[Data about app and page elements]

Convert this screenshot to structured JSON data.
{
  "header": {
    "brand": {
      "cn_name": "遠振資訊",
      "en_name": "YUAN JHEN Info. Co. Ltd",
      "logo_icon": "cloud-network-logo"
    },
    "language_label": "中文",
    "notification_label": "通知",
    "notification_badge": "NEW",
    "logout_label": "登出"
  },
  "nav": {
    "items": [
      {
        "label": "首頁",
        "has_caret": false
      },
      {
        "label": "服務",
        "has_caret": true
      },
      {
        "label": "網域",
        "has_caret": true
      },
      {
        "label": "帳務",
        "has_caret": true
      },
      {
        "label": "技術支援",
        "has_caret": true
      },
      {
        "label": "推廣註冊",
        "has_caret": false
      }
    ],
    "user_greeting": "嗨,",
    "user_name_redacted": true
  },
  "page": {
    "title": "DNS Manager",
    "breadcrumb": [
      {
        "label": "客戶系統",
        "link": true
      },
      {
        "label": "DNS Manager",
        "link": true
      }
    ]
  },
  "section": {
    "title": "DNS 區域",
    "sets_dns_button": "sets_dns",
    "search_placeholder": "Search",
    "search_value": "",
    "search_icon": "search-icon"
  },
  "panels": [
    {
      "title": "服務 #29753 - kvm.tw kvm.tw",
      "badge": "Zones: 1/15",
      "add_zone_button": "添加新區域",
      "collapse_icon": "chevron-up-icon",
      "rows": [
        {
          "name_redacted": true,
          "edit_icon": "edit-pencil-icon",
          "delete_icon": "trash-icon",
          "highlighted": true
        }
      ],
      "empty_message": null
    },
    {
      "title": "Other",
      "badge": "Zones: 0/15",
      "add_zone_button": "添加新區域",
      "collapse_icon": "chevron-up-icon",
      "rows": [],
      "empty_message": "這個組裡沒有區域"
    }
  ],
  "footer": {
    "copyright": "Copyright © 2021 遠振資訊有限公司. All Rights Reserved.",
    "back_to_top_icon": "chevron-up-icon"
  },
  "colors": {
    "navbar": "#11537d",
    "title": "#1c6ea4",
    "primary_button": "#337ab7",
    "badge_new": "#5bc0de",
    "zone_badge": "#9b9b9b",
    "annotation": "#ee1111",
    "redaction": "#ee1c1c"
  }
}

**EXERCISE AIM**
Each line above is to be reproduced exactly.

**EXERCISE RESPONSE**
Convert this screenshot to structured JSON data.
{
  "header": {
    "brand": {
      "cn_name": "遠振資訊",
      "en_name": "YUAN JHEN Info. Co. Ltd",
      "logo_icon": "cloud-network-logo"
    },
    "language_label": "中文",
    "notification_label": "通知",
    "notification_badge": "NEW",
    "logout_label": "登出"
  },
  "nav": {
    "items": [
      {
        "label": "首頁",
        "has_caret": false
      },
      {
        "label": "服務",
        "has_caret": true
      },
      {
        "label": "網域",
        "has_caret": true
      },
      {
        "label": "帳務",
        "has_caret": true
      },
      {
        "label": "技術支援",
        "has_caret": true
      },
      {
        "label": "推廣註冊",
        "has_caret": false
      }
    ],
    "user_greeting": "嗨,",
    "user_name_redacted": true
  },
  "page": {
    "title": "DNS Manager",
    "breadcrumb": [
      {
        "label": "客戶系統",
        "link": true
      },
      {
        "label": "DNS Manager",
        "link": true
      }
    ]
  },
  "section": {
    "title": "DNS 區域",
    "sets_dns_button": "sets_dns",
    "search_placeholder": "Search",
    "search_value": "",
    "search_icon": "search-icon"
  },
  "panels": [
    {
      "title": "服務 #29753 - kvm.tw kvm.tw",
      "badge": "Zones: 1/15",
      "add_zone_button": "添加新區域",
      "collapse_icon": "chevron-up-icon",
      "rows": [
        {
          "name_redacted": true,
          "edit_icon": "edit-pencil-icon",
          "delete_icon": "trash-icon",
          "highlighted": true
        }
      ],
      "empty_message": null
    },
    {
      "title": "Other",
      "badge": "Zones: 0/15",
      "add_zone_button": "添加新區域",
      "collapse_icon": "chevron-up-icon",
      "rows": [],
      "empty_message": "這個組裡沒有區域"
    }
  ],
  "footer": {
    "copyright": "Copyright © 2021 遠振資訊有限公司. All Rights Reserved.",
    "back_to_top_icon": "chevron-up-icon"
  },
  "colors": {
    "navbar": "#11537d",
    "title": "#1c6ea4",
    "primary_button": "#337ab7",
    "badge_new": "#5bc0de",
    "zone_badge": "#9b9b9b",
    "annotation": "#ee1111",
    "redaction": "#ee1c1c"
  }
}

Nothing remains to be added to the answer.